What the exercise asks:
Report how many lines of the data contain the string "credit". Add nothing.

Material to process:
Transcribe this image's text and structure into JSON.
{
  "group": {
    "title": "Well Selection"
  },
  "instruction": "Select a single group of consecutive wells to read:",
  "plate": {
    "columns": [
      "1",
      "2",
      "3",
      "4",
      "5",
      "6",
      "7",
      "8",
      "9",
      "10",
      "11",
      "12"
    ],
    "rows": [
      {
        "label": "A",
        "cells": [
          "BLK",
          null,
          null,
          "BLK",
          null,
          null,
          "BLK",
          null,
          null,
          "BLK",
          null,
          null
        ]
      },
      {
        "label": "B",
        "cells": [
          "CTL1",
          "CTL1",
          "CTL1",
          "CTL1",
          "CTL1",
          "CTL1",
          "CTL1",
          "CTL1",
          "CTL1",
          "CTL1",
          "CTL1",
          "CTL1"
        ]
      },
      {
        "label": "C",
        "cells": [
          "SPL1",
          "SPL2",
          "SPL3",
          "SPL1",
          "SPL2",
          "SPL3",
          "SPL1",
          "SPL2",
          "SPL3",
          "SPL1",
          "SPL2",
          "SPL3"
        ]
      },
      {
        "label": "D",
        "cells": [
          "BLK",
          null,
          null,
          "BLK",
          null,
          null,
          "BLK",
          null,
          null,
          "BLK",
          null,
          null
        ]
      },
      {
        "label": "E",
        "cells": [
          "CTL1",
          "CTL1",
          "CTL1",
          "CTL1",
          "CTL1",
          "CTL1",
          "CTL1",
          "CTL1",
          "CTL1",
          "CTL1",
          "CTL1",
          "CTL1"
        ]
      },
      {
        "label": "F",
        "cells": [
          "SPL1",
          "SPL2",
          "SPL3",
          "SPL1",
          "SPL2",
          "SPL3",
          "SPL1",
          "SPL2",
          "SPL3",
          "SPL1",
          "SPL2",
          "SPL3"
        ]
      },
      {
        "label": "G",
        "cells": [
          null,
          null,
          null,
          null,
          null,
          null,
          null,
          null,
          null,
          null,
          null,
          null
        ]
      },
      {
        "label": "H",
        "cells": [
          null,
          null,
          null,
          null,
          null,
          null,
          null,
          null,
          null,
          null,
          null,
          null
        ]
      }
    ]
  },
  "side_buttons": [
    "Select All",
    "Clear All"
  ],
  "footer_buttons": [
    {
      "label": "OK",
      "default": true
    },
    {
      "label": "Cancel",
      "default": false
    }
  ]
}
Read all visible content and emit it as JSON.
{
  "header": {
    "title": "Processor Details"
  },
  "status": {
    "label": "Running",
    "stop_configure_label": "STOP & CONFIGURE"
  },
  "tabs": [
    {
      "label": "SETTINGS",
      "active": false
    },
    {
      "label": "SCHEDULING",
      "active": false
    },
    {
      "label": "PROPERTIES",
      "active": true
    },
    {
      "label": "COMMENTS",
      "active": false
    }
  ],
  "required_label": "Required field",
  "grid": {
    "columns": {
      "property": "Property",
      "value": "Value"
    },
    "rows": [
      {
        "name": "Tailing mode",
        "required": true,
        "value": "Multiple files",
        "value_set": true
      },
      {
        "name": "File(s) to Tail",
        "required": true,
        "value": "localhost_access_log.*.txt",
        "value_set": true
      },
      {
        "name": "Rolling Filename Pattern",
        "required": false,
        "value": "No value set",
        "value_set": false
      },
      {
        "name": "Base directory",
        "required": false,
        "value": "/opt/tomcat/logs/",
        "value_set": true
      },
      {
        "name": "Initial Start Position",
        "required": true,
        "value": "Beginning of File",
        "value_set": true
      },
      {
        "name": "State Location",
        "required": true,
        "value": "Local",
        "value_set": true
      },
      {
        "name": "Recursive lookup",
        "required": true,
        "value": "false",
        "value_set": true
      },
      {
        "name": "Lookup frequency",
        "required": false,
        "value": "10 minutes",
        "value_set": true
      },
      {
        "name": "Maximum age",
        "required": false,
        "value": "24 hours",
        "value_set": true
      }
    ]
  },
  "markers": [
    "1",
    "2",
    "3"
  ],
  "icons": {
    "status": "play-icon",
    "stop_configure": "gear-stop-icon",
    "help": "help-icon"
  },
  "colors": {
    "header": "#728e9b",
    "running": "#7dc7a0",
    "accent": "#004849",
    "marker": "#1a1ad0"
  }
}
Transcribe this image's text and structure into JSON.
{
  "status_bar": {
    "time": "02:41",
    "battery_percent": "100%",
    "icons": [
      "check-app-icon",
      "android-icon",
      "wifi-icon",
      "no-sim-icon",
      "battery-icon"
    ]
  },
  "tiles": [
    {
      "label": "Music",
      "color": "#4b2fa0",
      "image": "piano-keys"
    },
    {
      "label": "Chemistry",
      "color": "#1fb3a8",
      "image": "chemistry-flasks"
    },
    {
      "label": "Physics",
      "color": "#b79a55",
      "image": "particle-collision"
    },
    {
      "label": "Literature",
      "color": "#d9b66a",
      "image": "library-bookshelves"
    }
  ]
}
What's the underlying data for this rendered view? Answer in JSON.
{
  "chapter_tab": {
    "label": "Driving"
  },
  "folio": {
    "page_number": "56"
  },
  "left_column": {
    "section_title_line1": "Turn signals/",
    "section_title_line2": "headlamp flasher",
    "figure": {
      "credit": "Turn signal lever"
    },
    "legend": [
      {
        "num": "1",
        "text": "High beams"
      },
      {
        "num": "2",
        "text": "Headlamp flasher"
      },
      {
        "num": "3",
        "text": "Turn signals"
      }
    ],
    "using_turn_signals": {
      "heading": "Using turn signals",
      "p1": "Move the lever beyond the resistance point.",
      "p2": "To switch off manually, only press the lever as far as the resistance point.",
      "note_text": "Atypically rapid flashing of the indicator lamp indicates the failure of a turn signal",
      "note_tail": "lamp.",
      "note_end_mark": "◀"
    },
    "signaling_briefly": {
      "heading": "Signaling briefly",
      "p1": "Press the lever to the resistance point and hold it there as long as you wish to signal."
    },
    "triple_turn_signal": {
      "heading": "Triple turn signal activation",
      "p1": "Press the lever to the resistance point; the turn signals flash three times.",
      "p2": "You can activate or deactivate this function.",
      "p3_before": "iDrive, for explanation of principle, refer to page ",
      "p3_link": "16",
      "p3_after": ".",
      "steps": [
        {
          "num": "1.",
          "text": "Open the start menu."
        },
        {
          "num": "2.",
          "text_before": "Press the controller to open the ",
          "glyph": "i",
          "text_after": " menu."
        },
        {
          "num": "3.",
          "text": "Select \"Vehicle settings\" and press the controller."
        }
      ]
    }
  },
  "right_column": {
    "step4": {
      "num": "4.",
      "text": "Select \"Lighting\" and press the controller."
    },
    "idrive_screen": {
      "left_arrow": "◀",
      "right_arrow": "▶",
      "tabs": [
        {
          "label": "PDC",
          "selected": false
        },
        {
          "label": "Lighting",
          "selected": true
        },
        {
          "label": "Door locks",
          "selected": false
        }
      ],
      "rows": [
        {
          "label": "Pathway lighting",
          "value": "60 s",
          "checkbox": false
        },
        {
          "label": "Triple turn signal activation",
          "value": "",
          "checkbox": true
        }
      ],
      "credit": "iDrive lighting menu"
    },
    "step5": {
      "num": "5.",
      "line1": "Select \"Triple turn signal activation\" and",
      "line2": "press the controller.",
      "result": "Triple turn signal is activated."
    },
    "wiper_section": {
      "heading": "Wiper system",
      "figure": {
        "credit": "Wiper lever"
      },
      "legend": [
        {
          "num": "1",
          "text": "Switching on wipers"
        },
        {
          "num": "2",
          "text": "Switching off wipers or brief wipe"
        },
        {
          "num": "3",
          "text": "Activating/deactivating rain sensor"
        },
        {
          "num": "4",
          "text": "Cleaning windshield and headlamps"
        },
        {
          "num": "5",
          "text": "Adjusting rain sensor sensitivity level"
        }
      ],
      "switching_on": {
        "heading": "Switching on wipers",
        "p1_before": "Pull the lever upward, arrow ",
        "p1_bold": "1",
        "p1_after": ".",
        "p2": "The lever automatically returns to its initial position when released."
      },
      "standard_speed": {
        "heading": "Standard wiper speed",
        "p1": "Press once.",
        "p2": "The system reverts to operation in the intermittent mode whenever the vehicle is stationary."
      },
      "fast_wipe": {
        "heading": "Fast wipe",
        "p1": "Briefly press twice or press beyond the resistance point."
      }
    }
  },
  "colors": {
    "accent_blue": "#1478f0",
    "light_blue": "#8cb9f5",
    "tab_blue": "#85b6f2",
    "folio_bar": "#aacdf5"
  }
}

Task solution:
3